TASK DESCRIPTION => Repeat the following entries verbatim, apart from the pictures.

PROVIDED RECORDS =>

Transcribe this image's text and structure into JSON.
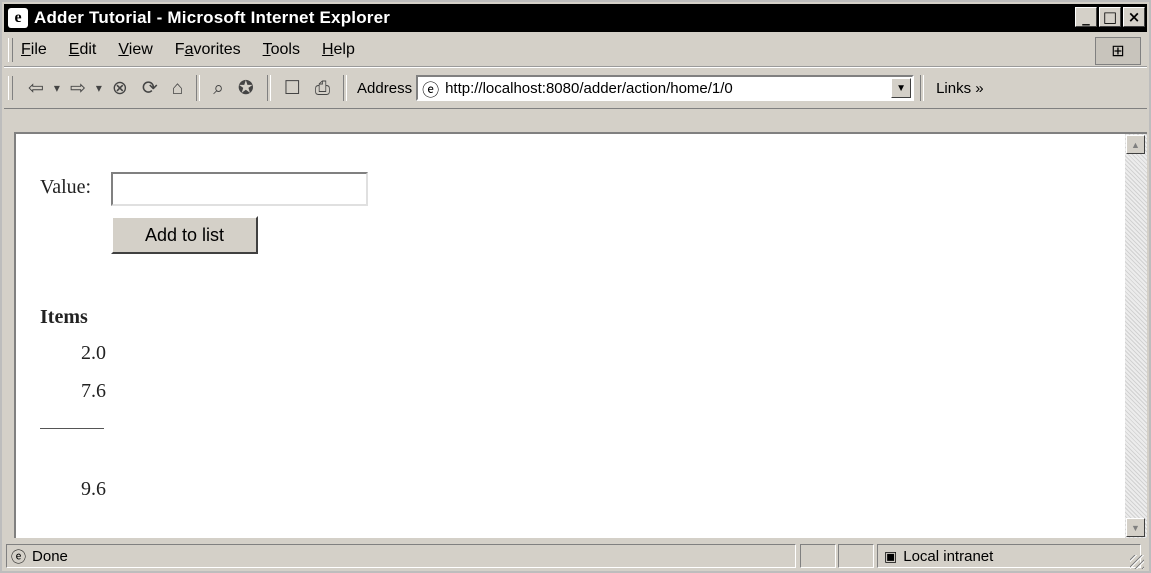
{
  "window": {
    "title": "Adder Tutorial - Microsoft Internet Explorer",
    "minimize": "_",
    "maximize": "□",
    "close": "×"
  },
  "menu": {
    "items": [
      {
        "key": "F",
        "rest": "ile"
      },
      {
        "key": "E",
        "rest": "dit"
      },
      {
        "key": "V",
        "rest": "iew"
      },
      {
        "pre": "F",
        "key": "a",
        "rest": "vorites"
      },
      {
        "key": "T",
        "rest": "ools"
      },
      {
        "key": "H",
        "rest": "elp"
      }
    ]
  },
  "toolbar": {
    "address_label": "Address",
    "address_url": "http://localhost:8080/adder/action/home/1/0",
    "links_label": "Links »"
  },
  "form": {
    "value_label": "Value:",
    "value_input": "",
    "add_button": "Add to list"
  },
  "items": {
    "header": "Items",
    "values": [
      "2.0",
      "7.6"
    ],
    "total": "9.6"
  },
  "status": {
    "text": "Done",
    "zone": "Local intranet"
  }
}
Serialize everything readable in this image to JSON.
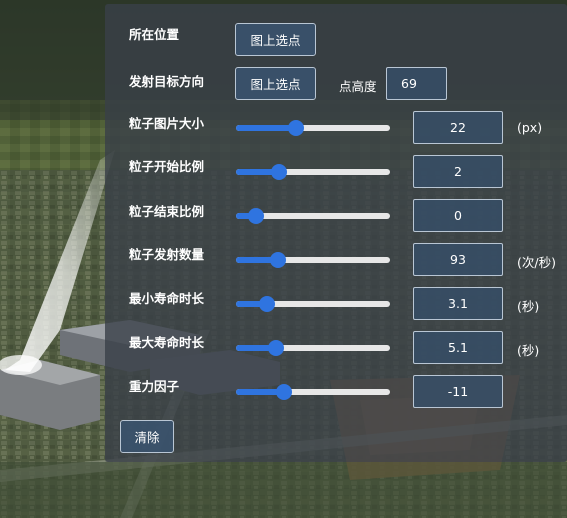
{
  "panel": {
    "location_label": "所在位置",
    "location_button": "图上选点",
    "direction_label": "发射目标方向",
    "direction_button": "图上选点",
    "height_label": "点高度",
    "height_value": "69",
    "clear_button": "清除"
  },
  "sliders": [
    {
      "label": "粒子图片大小",
      "value": "22",
      "unit": "(px)",
      "level": 0.39
    },
    {
      "label": "粒子开始比例",
      "value": "2",
      "unit": "",
      "level": 0.28
    },
    {
      "label": "粒子结束比例",
      "value": "0",
      "unit": "",
      "level": 0.13
    },
    {
      "label": "粒子发射数量",
      "value": "93",
      "unit": "(次/秒)",
      "level": 0.27
    },
    {
      "label": "最小寿命时长",
      "value": "3.1",
      "unit": "(秒)",
      "level": 0.2
    },
    {
      "label": "最大寿命时长",
      "value": "5.1",
      "unit": "(秒)",
      "level": 0.26
    },
    {
      "label": "重力因子",
      "value": "-11",
      "unit": "",
      "level": 0.31
    }
  ],
  "colors": {
    "accent": "#2f74e0",
    "panel_bg": "#3a4048",
    "button_bg": "#3a5470"
  }
}
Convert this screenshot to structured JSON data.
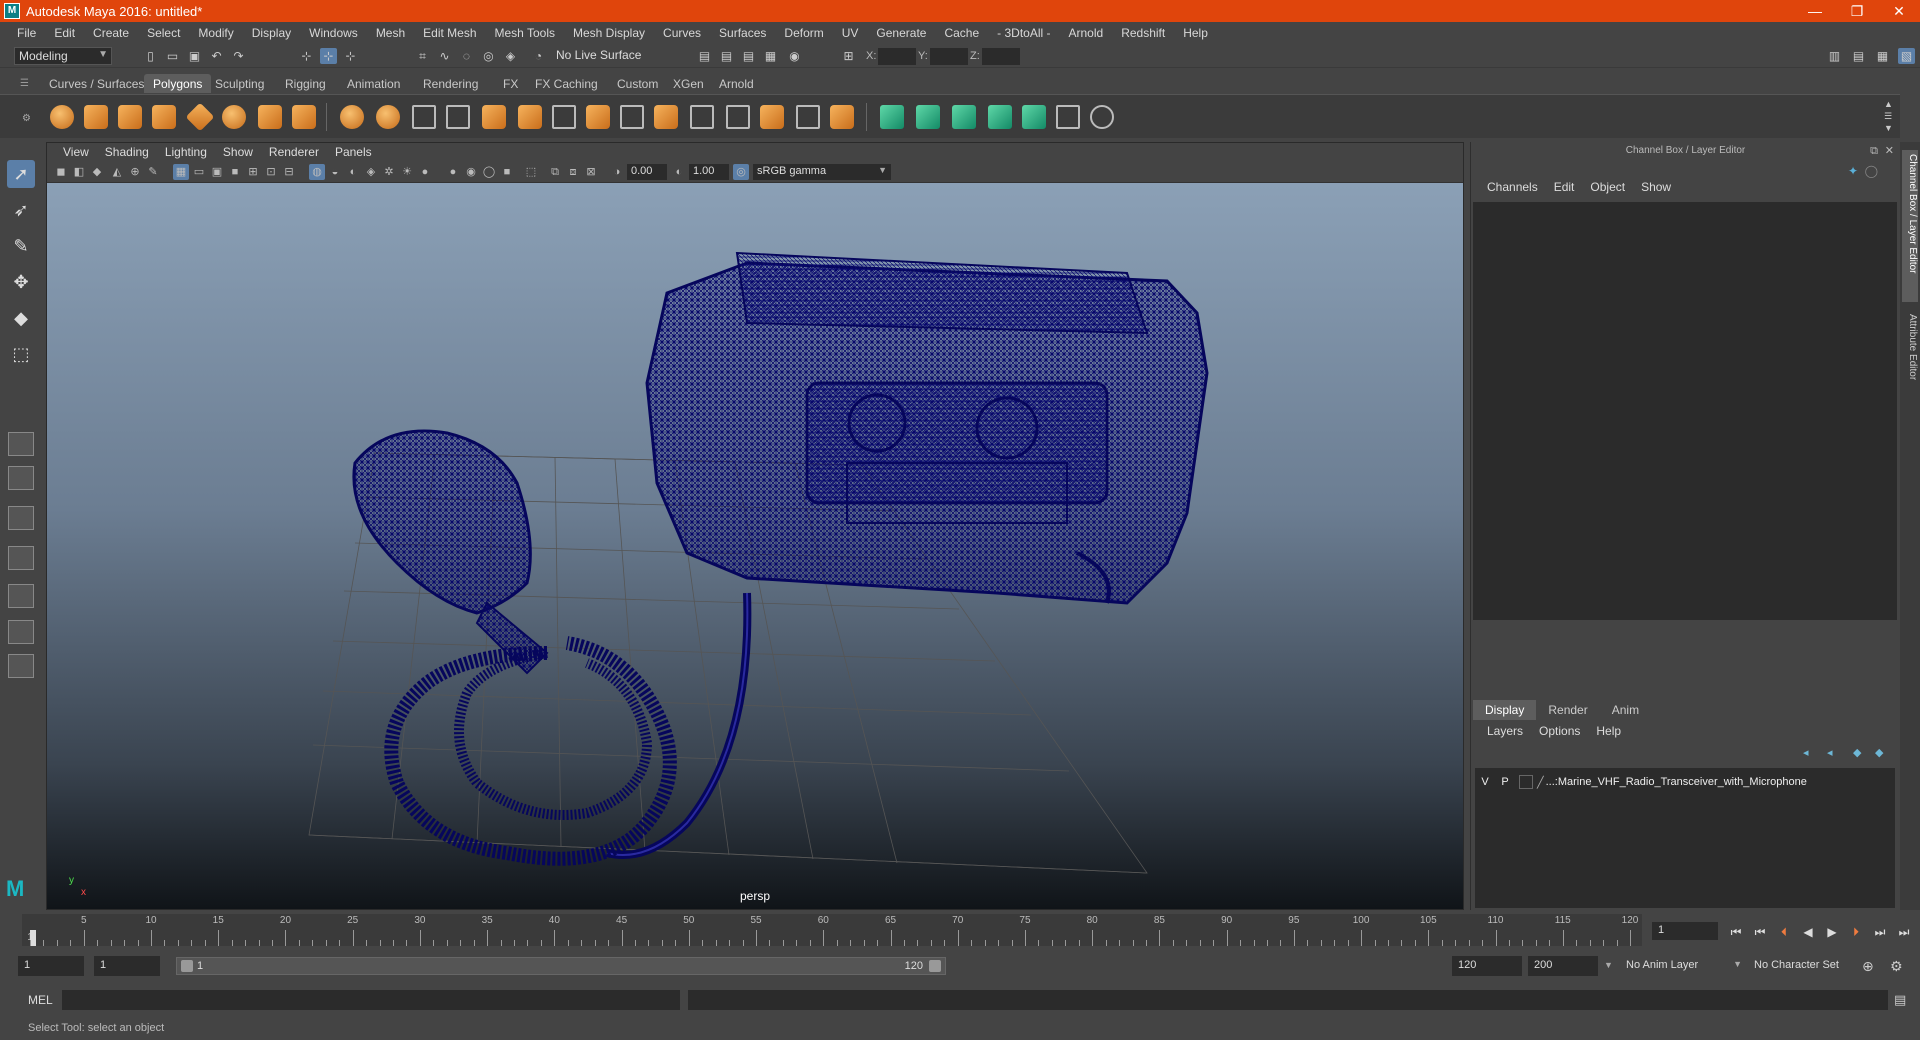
{
  "window": {
    "title": "Autodesk Maya 2016: untitled*",
    "app_icon": "M",
    "minimize": "—",
    "maximize": "❐",
    "close": "✕"
  },
  "menubar": [
    "File",
    "Edit",
    "Create",
    "Select",
    "Modify",
    "Display",
    "Windows",
    "Mesh",
    "Edit Mesh",
    "Mesh Tools",
    "Mesh Display",
    "Curves",
    "Surfaces",
    "Deform",
    "UV",
    "Generate",
    "Cache",
    "- 3DtoAll -",
    "Arnold",
    "Redshift",
    "Help"
  ],
  "statusline": {
    "menuset": "Modeling",
    "live_surface": "No Live Surface",
    "x_label": "X:",
    "y_label": "Y:",
    "z_label": "Z:"
  },
  "shelf_tabs": [
    "Curves / Surfaces",
    "Polygons",
    "Sculpting",
    "Rigging",
    "Animation",
    "Rendering",
    "FX",
    "FX Caching",
    "Custom",
    "XGen",
    "Arnold"
  ],
  "shelf_active_tab": "Polygons",
  "viewport": {
    "menus": [
      "View",
      "Shading",
      "Lighting",
      "Show",
      "Renderer",
      "Panels"
    ],
    "exposure": "0.00",
    "gamma": "1.00",
    "color_space": "sRGB gamma",
    "camera": "persp",
    "axis_y": "y",
    "axis_x": "x"
  },
  "channel_box": {
    "title": "Channel Box / Layer Editor",
    "menus": [
      "Channels",
      "Edit",
      "Object",
      "Show"
    ]
  },
  "layer_editor": {
    "tabs": [
      "Display",
      "Render",
      "Anim"
    ],
    "active_tab": "Display",
    "menus": [
      "Layers",
      "Options",
      "Help"
    ],
    "layer": {
      "visible": "V",
      "playback": "P",
      "name": "...:Marine_VHF_Radio_Transceiver_with_Microphone"
    }
  },
  "side_tabs": [
    "Channel Box / Layer Editor",
    "Attribute Editor"
  ],
  "timeslider": {
    "ticks": [
      "5",
      "10",
      "15",
      "20",
      "25",
      "30",
      "35",
      "40",
      "45",
      "50",
      "55",
      "60",
      "65",
      "70",
      "75",
      "80",
      "85",
      "90",
      "95",
      "100",
      "105",
      "110",
      "115",
      "120"
    ],
    "start_tick": "1",
    "current_frame": "1",
    "range_max": 120
  },
  "rangeslider": {
    "start": "1",
    "playback_start": "1",
    "range_start_label": "1",
    "range_end_label": "120",
    "playback_end": "120",
    "end": "200",
    "anim_layer": "No Anim Layer",
    "character_set": "No Character Set"
  },
  "command_line": {
    "label": "MEL",
    "value": ""
  },
  "help_line": "Select Tool: select an object",
  "colors": {
    "titlebar": "#e0450c",
    "wireframe": "#0a0a6a",
    "active_highlight": "#5b7fa8"
  }
}
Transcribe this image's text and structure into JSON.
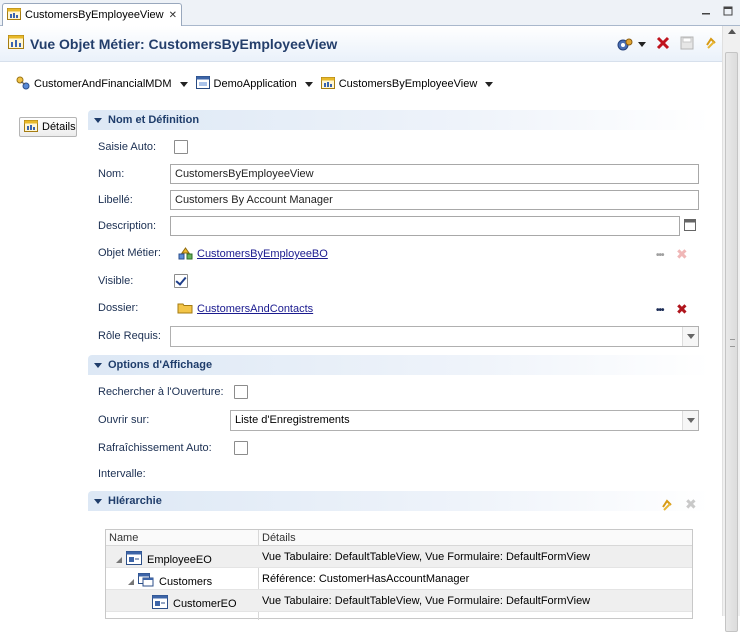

WRITTEN REPLY =>
Transcribe this image's text and structure into JSON.
{
  "window": {
    "title": "Adder Tutorial - Microsoft Internet Explorer",
    "minimize": "_",
    "maximize": "□",
    "close": "×"
  },
  "menu": {
    "items": [
      {
        "key": "F",
        "rest": "ile"
      },
      {
        "key": "E",
        "rest": "dit"
      },
      {
        "key": "V",
        "rest": "iew"
      },
      {
        "pre": "F",
        "key": "a",
        "rest": "vorites"
      },
      {
        "key": "T",
        "rest": "ools"
      },
      {
        "key": "H",
        "rest": "elp"
      }
    ]
  },
  "toolbar": {
    "address_label": "Address",
    "address_url": "http://localhost:8080/adder/action/home/1/0",
    "links_label": "Links »"
  },
  "form": {
    "value_label": "Value:",
    "value_input": "",
    "add_button": "Add to list"
  },
  "items": {
    "header": "Items",
    "values": [
      "2.0",
      "7.6"
    ],
    "total": "9.6"
  },
  "status": {
    "text": "Done",
    "zone": "Local intranet"
  }
}
Serialize everything readable in this image to JSON.
{
  "panel": {
    "location_label": "所在位置",
    "location_button": "图上选点",
    "direction_label": "发射目标方向",
    "direction_button": "图上选点",
    "height_label": "点高度",
    "height_value": "69",
    "clear_button": "清除"
  },
  "sliders": [
    {
      "label": "粒子图片大小",
      "value": "22",
      "unit": "(px)",
      "level": 0.39
    },
    {
      "label": "粒子开始比例",
      "value": "2",
      "unit": "",
      "level": 0.28
    },
    {
      "label": "粒子结束比例",
      "value": "0",
      "unit": "",
      "level": 0.13
    },
    {
      "label": "粒子发射数量",
      "value": "93",
      "unit": "(次/秒)",
      "level": 0.27
    },
    {
      "label": "最小寿命时长",
      "value": "3.1",
      "unit": "(秒)",
      "level": 0.2
    },
    {
      "label": "最大寿命时长",
      "value": "5.1",
      "unit": "(秒)",
      "level": 0.26
    },
    {
      "label": "重力因子",
      "value": "-11",
      "unit": "",
      "level": 0.31
    }
  ],
  "colors": {
    "accent": "#2f74e0",
    "panel_bg": "#3a4048",
    "button_bg": "#3a5470"
  }
}
Convert this screenshot to structured JSON data.
{
  "window": {
    "title": "Autodesk Maya 2016: untitled*",
    "app_icon": "M",
    "minimize": "—",
    "maximize": "❐",
    "close": "✕"
  },
  "menubar": [
    "File",
    "Edit",
    "Create",
    "Select",
    "Modify",
    "Display",
    "Windows",
    "Mesh",
    "Edit Mesh",
    "Mesh Tools",
    "Mesh Display",
    "Curves",
    "Surfaces",
    "Deform",
    "UV",
    "Generate",
    "Cache",
    "- 3DtoAll -",
    "Arnold",
    "Redshift",
    "Help"
  ],
  "statusline": {
    "menuset": "Modeling",
    "live_surface": "No Live Surface",
    "x_label": "X:",
    "y_label": "Y:",
    "z_label": "Z:"
  },
  "shelf_tabs": [
    "Curves / Surfaces",
    "Polygons",
    "Sculpting",
    "Rigging",
    "Animation",
    "Rendering",
    "FX",
    "FX Caching",
    "Custom",
    "XGen",
    "Arnold"
  ],
  "shelf_active_tab": "Polygons",
  "viewport": {
    "menus": [
      "View",
      "Shading",
      "Lighting",
      "Show",
      "Renderer",
      "Panels"
    ],
    "exposure": "0.00",
    "gamma": "1.00",
    "color_space": "sRGB gamma",
    "camera": "persp",
    "axis_y": "y",
    "axis_x": "x"
  },
  "channel_box": {
    "title": "Channel Box / Layer Editor",
    "menus": [
      "Channels",
      "Edit",
      "Object",
      "Show"
    ]
  },
  "layer_editor": {
    "tabs": [
      "Display",
      "Render",
      "Anim"
    ],
    "active_tab": "Display",
    "menus": [
      "Layers",
      "Options",
      "Help"
    ],
    "layer": {
      "visible": "V",
      "playback": "P",
      "name": "...:Marine_VHF_Radio_Transceiver_with_Microphone"
    }
  },
  "side_tabs": [
    "Channel Box / Layer Editor",
    "Attribute Editor"
  ],
  "timeslider": {
    "ticks": [
      "5",
      "10",
      "15",
      "20",
      "25",
      "30",
      "35",
      "40",
      "45",
      "50",
      "55",
      "60",
      "65",
      "70",
      "75",
      "80",
      "85",
      "90",
      "95",
      "100",
      "105",
      "110",
      "115",
      "120"
    ],
    "start_tick": "1",
    "current_frame": "1",
    "range_max": 120
  },
  "rangeslider": {
    "start": "1",
    "playback_start": "1",
    "range_start_label": "1",
    "range_end_label": "120",
    "playback_end": "120",
    "end": "200",
    "anim_layer": "No Anim Layer",
    "character_set": "No Character Set"
  },
  "command_line": {
    "label": "MEL",
    "value": ""
  },
  "help_line": "Select Tool: select an object",
  "colors": {
    "titlebar": "#e0450c",
    "wireframe": "#0a0a6a",
    "active_highlight": "#5b7fa8"
  }
}
Transcribe this image's text and structure into JSON.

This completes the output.